Switching to renewable fuels could significantly lower exhaust emissions of toxic nitrogen oxides (NOx) as well as curbing global greenhouse gas emissions. Researchers at KAUST have combined computer analysis with laser-based NOx concentration measurements to understand NOx production pathways in different fuel types.
The results may inspire new ways to mitigate NOx emissions, the researchers say.
Long before climate change focused global attention on vehicle carbon emissions, regulators were clamping down on NOx because of its detrimental effect on air quality.
"Controlling nitrogen-oxide emissions continues to be a real challenge, with ever tightening restrictions on automobiles, trucks, and aviation," says William Roberts, who directs the KAUST Clean Combustion Research Center. "We are continually looking at emerging fuels and trying to develop chemical kinetic mechanisms to predict NOx formation."
In the latest study, Roberts and his colleagues examined NOx emissions from alcohol fuels, such as ethanol.
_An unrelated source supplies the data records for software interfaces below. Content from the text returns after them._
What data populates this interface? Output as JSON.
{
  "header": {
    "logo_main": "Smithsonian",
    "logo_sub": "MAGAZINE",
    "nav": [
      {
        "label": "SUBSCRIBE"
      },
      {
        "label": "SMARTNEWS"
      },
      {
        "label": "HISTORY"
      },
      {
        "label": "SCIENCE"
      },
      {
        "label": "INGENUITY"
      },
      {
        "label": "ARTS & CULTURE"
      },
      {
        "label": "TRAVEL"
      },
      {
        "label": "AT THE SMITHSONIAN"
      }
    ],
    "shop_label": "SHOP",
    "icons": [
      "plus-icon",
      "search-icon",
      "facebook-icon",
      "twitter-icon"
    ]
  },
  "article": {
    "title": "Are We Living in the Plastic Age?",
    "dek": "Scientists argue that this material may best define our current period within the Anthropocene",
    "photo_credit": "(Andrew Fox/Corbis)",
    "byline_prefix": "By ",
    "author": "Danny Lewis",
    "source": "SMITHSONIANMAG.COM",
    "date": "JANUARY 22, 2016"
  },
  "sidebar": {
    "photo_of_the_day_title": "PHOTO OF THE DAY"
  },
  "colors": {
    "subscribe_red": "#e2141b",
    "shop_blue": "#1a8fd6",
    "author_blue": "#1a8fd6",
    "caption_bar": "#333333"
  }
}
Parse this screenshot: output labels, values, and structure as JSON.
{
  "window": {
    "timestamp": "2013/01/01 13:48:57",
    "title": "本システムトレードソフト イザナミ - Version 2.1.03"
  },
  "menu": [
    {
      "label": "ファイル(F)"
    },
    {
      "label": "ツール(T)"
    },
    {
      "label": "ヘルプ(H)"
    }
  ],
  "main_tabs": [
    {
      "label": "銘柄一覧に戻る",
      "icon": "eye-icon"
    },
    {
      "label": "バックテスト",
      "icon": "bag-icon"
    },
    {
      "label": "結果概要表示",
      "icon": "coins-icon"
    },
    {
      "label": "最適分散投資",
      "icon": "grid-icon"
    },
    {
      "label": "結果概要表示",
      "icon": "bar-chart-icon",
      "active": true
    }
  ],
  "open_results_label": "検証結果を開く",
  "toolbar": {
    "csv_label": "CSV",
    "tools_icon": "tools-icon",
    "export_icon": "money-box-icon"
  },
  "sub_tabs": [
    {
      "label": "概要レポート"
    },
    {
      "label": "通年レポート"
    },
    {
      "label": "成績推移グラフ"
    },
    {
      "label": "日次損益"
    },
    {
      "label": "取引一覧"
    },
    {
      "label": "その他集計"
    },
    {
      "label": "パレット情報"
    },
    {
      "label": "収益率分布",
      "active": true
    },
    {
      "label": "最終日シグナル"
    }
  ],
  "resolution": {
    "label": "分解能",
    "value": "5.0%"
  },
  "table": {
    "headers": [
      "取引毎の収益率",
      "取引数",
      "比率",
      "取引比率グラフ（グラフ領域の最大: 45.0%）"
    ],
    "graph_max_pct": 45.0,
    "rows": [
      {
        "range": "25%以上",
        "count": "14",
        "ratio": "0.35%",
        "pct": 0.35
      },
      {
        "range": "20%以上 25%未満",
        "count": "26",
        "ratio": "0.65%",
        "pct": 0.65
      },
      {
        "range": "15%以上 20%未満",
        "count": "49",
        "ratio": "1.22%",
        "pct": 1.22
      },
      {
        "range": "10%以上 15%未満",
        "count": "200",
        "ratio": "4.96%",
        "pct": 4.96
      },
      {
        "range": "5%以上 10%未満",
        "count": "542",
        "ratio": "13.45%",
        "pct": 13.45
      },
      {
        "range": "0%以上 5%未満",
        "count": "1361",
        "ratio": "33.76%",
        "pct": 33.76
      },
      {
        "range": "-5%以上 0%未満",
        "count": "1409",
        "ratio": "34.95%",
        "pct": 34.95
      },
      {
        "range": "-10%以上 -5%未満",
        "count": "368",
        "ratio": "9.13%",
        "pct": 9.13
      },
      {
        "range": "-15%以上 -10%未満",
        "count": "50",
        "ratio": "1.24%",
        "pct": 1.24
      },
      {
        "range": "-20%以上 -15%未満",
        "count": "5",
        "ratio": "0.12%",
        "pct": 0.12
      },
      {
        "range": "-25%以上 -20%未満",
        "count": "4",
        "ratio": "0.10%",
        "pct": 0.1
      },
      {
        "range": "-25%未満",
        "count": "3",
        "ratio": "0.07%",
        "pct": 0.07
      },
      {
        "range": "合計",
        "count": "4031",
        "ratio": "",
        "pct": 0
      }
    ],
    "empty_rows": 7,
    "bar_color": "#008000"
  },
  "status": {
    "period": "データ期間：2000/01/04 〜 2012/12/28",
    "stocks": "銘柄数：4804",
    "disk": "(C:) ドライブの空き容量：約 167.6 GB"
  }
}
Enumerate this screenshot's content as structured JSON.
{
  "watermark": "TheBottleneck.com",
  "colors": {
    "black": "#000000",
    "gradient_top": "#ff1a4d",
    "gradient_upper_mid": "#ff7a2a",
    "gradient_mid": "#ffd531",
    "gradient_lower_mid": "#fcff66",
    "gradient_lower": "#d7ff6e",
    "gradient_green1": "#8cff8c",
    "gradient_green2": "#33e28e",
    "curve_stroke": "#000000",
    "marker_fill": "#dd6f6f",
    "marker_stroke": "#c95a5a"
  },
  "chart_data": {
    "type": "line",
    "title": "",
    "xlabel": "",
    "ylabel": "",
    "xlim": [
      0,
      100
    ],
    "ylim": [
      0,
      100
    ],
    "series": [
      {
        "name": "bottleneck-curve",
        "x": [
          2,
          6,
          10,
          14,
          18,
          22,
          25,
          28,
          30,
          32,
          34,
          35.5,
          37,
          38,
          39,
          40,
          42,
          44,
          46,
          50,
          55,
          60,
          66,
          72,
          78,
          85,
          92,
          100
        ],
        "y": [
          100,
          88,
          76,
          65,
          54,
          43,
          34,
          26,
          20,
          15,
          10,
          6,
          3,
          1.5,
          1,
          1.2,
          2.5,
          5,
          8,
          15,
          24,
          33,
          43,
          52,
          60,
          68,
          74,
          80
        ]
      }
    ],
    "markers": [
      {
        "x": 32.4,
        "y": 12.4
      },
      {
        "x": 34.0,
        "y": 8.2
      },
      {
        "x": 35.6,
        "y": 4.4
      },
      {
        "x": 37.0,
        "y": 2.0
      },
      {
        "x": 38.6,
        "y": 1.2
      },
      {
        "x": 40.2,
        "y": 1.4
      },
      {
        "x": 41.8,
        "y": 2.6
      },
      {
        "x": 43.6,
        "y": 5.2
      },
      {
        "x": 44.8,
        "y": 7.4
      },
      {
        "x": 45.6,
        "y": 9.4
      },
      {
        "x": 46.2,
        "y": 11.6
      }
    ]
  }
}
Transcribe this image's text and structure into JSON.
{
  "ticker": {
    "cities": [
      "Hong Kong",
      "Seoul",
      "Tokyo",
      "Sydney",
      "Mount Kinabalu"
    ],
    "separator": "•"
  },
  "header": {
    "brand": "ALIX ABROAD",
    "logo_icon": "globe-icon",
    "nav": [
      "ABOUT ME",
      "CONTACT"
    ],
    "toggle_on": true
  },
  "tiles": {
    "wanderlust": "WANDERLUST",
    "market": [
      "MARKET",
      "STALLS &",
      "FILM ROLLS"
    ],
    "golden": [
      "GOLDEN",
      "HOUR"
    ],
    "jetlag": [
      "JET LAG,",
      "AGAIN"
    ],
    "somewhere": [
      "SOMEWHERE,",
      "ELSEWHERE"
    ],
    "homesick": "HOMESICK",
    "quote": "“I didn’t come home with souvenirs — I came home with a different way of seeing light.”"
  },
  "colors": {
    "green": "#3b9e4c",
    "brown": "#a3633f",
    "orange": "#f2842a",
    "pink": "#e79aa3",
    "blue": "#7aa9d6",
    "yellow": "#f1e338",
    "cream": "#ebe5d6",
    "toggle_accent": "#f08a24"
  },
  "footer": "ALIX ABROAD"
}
These renewable fuels have gained attention because they are potentially carbon-neutral, but they also produce lower NOx emissions than conventional fossil fuels. Nitrogen oxides can be produced by various pathways, each of which dominates a different stage of combustion, says Myles Bohon, who contributed to the study during his Ph.D. before joining Technische Universität Berlin. "By understanding these pathways and their relative importance, it becomes easier to develop NOx mitigation techniques," Bohon says.
The researchers used planar-laser-induced fluorescence (PLIF) to measure NOx production throughout the flame, comparing alcohol fuels with an alkane fossil fuel surrogate. The technique helped the team differentiate nonthermal NOx production pathways, which dominate early in the flame, from thermal NOx production pathways, which mainly occur in the high-temperature post-flame region.
"These types of direct measurements are pretty difficult to pull off," says Bohon. "But they are important because they directly show the differences in the nonthermal NO formation between the two fuel classes."
As much as 50 percent less nonthermal NO was produced in the alcohol flames, the researchers observed. They also developed an algorithm to further pinpoint the specific NOx pathway contribution differences between alcohol and alkane fuels.
"Alcohol fuels definitely have applications in internal combustion engines, where alcohols—ethanol in particular—are added to gasoline," says Bohon. "There is a lot of potential to use fuel blends to mitigate NOx," he adds.
KAUST researchers are continuing to refine their mechanistic understanding of NOx production, validating their models using laser-based diagnostics, to "predict, understand, and eventually mitigate NOx emissions," Roberts says.